Task prompt -> The word "icon" may appear in some lines of the data; copy every such line.

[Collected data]
++++++++++++++++++++
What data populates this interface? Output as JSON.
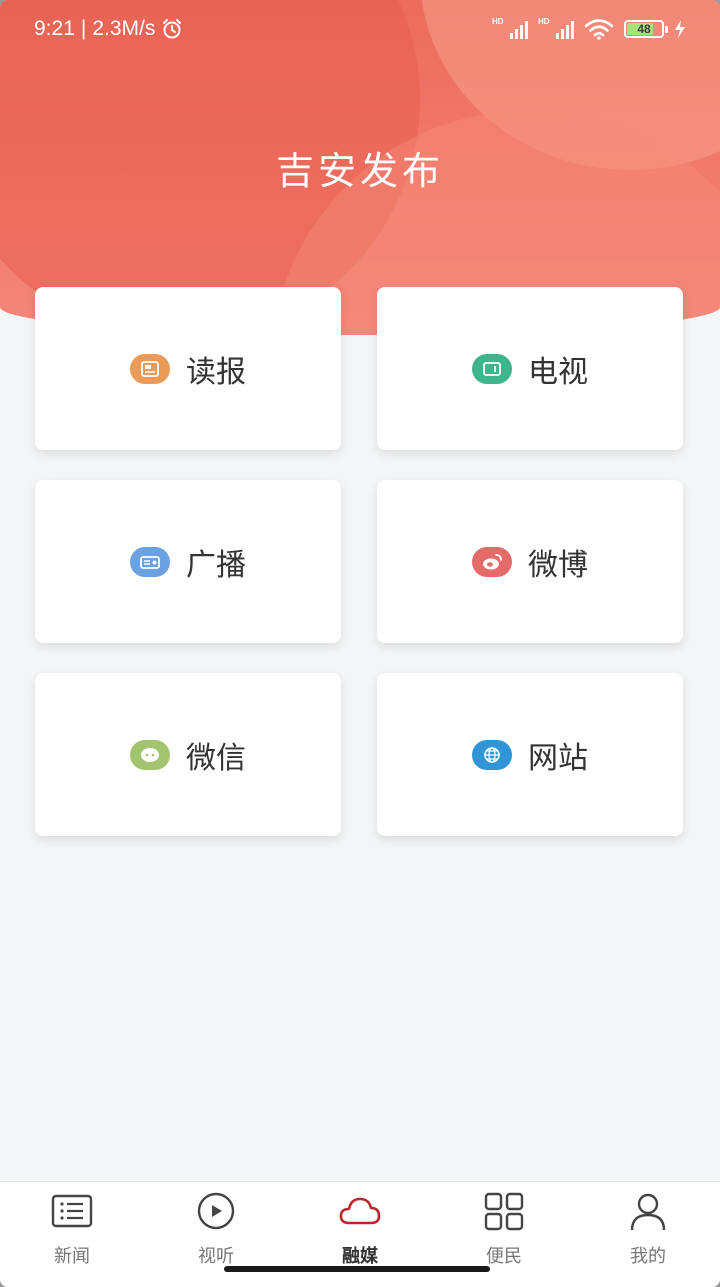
{
  "status_bar": {
    "time": "9:21",
    "separator": "|",
    "speed": "2.3M/s",
    "sim1_label": "HD",
    "sim2_label": "HD",
    "battery": "48"
  },
  "header": {
    "title": "吉安发布"
  },
  "cards": [
    {
      "label": "读报",
      "icon": "newspaper-icon",
      "color": "#ec9a57"
    },
    {
      "label": "电视",
      "icon": "tv-icon",
      "color": "#3fb58e"
    },
    {
      "label": "广播",
      "icon": "radio-icon",
      "color": "#6aa1e0"
    },
    {
      "label": "微博",
      "icon": "weibo-icon",
      "color": "#e56b6b"
    },
    {
      "label": "微信",
      "icon": "wechat-icon",
      "color": "#a3c46f"
    },
    {
      "label": "网站",
      "icon": "globe-icon",
      "color": "#2f95d6"
    }
  ],
  "tabbar": {
    "active_color": "#b8282e",
    "items": [
      {
        "label": "新闻",
        "icon": "list-icon"
      },
      {
        "label": "视听",
        "icon": "play-icon"
      },
      {
        "label": "融媒",
        "icon": "cloud-icon",
        "active": true
      },
      {
        "label": "便民",
        "icon": "grid-icon"
      },
      {
        "label": "我的",
        "icon": "user-icon"
      }
    ]
  }
}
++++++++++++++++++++
Answer below ->
      "icon": "newspaper-icon",
      "icon": "tv-icon",
      "icon": "radio-icon",
      "icon": "weibo-icon",
      "icon": "wechat-icon",
      "icon": "globe-icon",
        "icon": "list-icon"
        "icon": "play-icon"
        "icon": "cloud-icon",
        "icon": "grid-icon"
        "icon": "user-icon"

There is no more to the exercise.